TASK TO CARRY OUT
Within the listing below, show every line that contains the word "Europe".

RECORDS PROVIDED
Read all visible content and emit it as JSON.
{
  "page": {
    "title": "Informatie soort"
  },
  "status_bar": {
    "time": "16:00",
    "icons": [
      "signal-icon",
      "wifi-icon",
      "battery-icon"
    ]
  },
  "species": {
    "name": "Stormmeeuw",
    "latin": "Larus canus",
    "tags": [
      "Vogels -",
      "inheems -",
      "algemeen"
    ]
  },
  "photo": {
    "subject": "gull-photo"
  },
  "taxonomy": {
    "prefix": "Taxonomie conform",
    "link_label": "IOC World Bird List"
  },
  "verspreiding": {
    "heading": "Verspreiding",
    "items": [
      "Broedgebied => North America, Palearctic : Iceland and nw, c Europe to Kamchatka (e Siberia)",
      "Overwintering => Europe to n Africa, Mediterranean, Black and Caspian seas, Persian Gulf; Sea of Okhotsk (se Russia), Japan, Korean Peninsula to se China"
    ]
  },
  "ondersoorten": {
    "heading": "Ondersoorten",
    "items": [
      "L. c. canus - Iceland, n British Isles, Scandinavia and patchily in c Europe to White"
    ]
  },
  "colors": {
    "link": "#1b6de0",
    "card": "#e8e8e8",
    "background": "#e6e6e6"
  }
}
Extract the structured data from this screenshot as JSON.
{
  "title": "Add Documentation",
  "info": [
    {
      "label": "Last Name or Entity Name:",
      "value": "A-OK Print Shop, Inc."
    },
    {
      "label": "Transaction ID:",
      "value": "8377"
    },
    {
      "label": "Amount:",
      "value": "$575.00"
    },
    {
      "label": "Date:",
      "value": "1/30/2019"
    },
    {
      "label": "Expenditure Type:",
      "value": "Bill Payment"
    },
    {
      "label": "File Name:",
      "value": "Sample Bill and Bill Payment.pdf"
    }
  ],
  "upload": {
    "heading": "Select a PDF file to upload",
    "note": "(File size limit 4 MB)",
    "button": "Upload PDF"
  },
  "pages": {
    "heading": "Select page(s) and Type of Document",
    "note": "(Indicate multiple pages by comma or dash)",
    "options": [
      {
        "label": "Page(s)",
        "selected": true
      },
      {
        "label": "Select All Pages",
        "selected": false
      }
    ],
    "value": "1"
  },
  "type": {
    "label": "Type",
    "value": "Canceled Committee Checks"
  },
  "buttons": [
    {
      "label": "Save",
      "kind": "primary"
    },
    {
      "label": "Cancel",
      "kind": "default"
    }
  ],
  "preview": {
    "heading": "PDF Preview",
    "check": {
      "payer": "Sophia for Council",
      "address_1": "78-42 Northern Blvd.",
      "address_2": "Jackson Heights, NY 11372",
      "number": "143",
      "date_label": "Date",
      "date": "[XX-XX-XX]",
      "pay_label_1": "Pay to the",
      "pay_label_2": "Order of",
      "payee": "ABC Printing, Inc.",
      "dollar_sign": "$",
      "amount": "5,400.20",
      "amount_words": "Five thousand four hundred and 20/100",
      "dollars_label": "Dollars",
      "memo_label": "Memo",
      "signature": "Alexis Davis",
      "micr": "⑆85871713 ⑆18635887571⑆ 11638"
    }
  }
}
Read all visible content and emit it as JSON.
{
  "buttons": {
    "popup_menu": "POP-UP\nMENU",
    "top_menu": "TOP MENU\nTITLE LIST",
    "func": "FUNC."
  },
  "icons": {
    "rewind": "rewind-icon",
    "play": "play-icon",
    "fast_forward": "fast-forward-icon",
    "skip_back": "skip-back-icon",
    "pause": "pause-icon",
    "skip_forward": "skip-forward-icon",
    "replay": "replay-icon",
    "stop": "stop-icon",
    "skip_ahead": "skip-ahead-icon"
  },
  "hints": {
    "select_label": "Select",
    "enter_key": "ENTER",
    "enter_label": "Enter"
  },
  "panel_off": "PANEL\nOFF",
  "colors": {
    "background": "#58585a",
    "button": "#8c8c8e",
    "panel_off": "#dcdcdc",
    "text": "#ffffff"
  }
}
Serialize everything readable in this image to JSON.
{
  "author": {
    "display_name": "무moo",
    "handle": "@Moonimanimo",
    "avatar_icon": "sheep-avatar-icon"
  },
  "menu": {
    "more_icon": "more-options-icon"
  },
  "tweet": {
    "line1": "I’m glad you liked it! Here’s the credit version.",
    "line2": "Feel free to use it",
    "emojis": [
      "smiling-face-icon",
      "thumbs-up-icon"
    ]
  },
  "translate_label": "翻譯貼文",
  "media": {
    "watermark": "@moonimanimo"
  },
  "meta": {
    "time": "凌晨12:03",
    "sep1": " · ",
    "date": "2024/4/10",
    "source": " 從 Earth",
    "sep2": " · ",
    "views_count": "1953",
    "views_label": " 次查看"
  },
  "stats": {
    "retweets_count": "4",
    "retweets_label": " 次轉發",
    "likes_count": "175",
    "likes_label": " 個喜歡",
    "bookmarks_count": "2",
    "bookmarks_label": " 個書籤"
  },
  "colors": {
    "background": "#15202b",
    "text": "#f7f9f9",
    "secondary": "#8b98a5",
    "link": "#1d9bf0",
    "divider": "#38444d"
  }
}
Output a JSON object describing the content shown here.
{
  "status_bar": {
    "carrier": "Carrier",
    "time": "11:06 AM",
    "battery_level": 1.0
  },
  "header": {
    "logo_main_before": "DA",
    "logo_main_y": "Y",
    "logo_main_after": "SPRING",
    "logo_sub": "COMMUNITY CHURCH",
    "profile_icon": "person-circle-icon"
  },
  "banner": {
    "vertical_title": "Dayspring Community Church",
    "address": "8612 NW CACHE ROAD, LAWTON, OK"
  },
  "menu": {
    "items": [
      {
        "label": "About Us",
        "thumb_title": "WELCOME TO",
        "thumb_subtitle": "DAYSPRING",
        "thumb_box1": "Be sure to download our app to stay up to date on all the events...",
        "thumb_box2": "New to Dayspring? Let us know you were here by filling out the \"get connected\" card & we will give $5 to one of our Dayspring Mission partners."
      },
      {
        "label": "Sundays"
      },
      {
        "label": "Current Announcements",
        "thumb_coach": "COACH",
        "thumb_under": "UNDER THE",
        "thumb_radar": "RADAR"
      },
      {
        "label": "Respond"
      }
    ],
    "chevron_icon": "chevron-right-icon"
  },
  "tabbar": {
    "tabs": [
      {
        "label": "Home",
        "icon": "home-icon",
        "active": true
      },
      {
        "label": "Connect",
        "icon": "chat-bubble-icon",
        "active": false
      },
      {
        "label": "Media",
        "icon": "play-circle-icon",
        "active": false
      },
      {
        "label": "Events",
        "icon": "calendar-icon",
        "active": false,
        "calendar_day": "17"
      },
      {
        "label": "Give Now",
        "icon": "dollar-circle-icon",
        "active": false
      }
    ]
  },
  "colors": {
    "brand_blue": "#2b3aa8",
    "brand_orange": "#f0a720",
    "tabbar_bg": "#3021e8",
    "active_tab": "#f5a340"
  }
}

SOLUTION TO THE PROBLEM
      "Broedgebied => North America, Palearctic : Iceland and nw, c Europe to Kamchatka (e Siberia)",
      "Overwintering => Europe to n Africa, Mediterranean, Black and Caspian seas, Persian Gulf; Sea of Okhotsk (se Russia), Japan, Korean Peninsula to se China"
      "L. c. canus - Iceland, n British Isles, Scandinavia and patchily in c Europe to White"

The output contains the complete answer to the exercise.